I frequently walk by this beautiful portico in Évora. It is the entrance to the city’s cemetery, near the Convent of Nossa Senhora dos Remédios, not far from the bus station. This is one example that in Évora you have to walk slowly if you want to appreciate what best this city has to offer.
This portico came from the Dominican Convent of S. Domingos, which was demolished soon after the extinction of the religious orders in 1834. It was probably installed here in 1844, according to the date on the cast-iron gate which reads “CAMARA 1844”.
This beautiful piece of art dates from 1536-1537 and is attributed to French sculptor and architect Nicolau Chanterene (c.1485-1551), who was working in Évora during this period. Chanterene worked on the churches of S. João Evangelista (Convent of Lóios), Nossa Senhora da Graça (see photo below), Nossa Senhora do Paraíso and S. Domingos.
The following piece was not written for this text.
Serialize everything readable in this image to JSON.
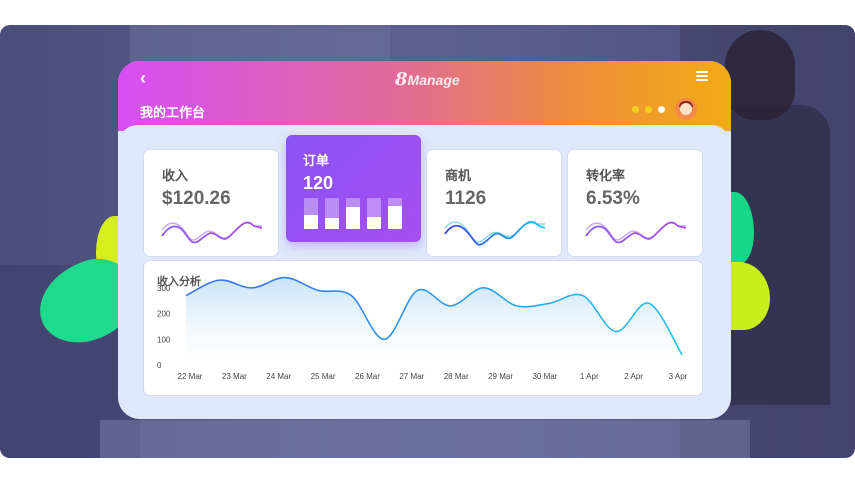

During these decades Évora was one of the most culturally active Portuguese cities, mostly due to the long-stay of the King in the city. By this time D. Afonso de Portugal (1509-1540), King João III’s fourth son. In 1523 he became Bishop of Évora and by the end of the 1520s Mateus d’Aranda, a Spanish musician and theorist who had studied in Alcalá de Henares, came to Évora as director of music (chapel master) of the Cathedral. The video below is the recording I made with Ensemble Eborensis of Aranda’s only complete extant work. It is a Lenten motet for four voices, Adjuva nos Deus, very simple in construction and that illustrates the musical writing of the time.